» Exercise goal
Reproduce every record exactly as given.

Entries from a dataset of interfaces
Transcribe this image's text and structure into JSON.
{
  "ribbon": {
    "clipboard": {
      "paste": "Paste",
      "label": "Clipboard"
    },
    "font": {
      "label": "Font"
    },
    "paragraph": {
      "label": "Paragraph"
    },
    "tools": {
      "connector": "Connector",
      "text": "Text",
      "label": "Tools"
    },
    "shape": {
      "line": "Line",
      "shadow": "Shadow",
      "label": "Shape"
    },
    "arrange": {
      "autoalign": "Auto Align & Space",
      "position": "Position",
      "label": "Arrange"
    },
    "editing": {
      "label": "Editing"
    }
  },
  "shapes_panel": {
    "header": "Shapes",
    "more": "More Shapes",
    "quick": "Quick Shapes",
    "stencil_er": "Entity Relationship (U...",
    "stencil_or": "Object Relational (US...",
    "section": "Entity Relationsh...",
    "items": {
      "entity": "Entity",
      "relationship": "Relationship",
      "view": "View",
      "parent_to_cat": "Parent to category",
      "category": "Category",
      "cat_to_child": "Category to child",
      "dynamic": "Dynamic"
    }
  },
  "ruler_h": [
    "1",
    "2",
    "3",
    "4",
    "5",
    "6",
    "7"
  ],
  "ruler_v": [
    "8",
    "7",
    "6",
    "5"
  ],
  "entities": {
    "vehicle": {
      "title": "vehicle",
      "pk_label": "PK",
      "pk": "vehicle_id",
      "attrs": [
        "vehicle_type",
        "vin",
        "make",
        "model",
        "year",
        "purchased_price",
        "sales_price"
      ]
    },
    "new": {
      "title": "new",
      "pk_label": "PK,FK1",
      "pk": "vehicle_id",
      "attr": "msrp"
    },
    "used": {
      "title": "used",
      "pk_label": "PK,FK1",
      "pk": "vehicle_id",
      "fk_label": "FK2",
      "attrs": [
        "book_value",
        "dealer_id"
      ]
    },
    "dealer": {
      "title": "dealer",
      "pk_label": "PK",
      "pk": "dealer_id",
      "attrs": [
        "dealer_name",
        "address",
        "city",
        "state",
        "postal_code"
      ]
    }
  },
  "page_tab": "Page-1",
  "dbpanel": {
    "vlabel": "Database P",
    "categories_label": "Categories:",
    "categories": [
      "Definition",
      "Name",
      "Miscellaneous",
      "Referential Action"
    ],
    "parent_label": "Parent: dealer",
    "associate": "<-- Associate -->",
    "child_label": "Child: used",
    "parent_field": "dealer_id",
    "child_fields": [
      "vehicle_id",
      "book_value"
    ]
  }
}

» Answer space
Transcribe this image's text and structure into JSON.
{
  "ribbon": {
    "clipboard": {
      "paste": "Paste",
      "label": "Clipboard"
    },
    "font": {
      "label": "Font"
    },
    "paragraph": {
      "label": "Paragraph"
    },
    "tools": {
      "connector": "Connector",
      "text": "Text",
      "label": "Tools"
    },
    "shape": {
      "line": "Line",
      "shadow": "Shadow",
      "label": "Shape"
    },
    "arrange": {
      "autoalign": "Auto Align & Space",
      "position": "Position",
      "label": "Arrange"
    },
    "editing": {
      "label": "Editing"
    }
  },
  "shapes_panel": {
    "header": "Shapes",
    "more": "More Shapes",
    "quick": "Quick Shapes",
    "stencil_er": "Entity Relationship (U...",
    "stencil_or": "Object Relational (US...",
    "section": "Entity Relationsh...",
    "items": {
      "entity": "Entity",
      "relationship": "Relationship",
      "view": "View",
      "parent_to_cat": "Parent to category",
      "category": "Category",
      "cat_to_child": "Category to child",
      "dynamic": "Dynamic"
    }
  },
  "ruler_h": [
    "1",
    "2",
    "3",
    "4",
    "5",
    "6",
    "7"
  ],
  "ruler_v": [
    "8",
    "7",
    "6",
    "5"
  ],
  "entities": {
    "vehicle": {
      "title": "vehicle",
      "pk_label": "PK",
      "pk": "vehicle_id",
      "attrs": [
        "vehicle_type",
        "vin",
        "make",
        "model",
        "year",
        "purchased_price",
        "sales_price"
      ]
    },
    "new": {
      "title": "new",
      "pk_label": "PK,FK1",
      "pk": "vehicle_id",
      "attr": "msrp"
    },
    "used": {
      "title": "used",
      "pk_label": "PK,FK1",
      "pk": "vehicle_id",
      "fk_label": "FK2",
      "attrs": [
        "book_value",
        "dealer_id"
      ]
    },
    "dealer": {
      "title": "dealer",
      "pk_label": "PK",
      "pk": "dealer_id",
      "attrs": [
        "dealer_name",
        "address",
        "city",
        "state",
        "postal_code"
      ]
    }
  },
  "page_tab": "Page-1",
  "dbpanel": {
    "vlabel": "Database P",
    "categories_label": "Categories:",
    "categories": [
      "Definition",
      "Name",
      "Miscellaneous",
      "Referential Action"
    ],
    "parent_label": "Parent: dealer",
    "associate": "<-- Associate -->",
    "child_label": "Child: used",
    "parent_field": "dealer_id",
    "child_fields": [
      "vehicle_id",
      "book_value"
    ]
  }
}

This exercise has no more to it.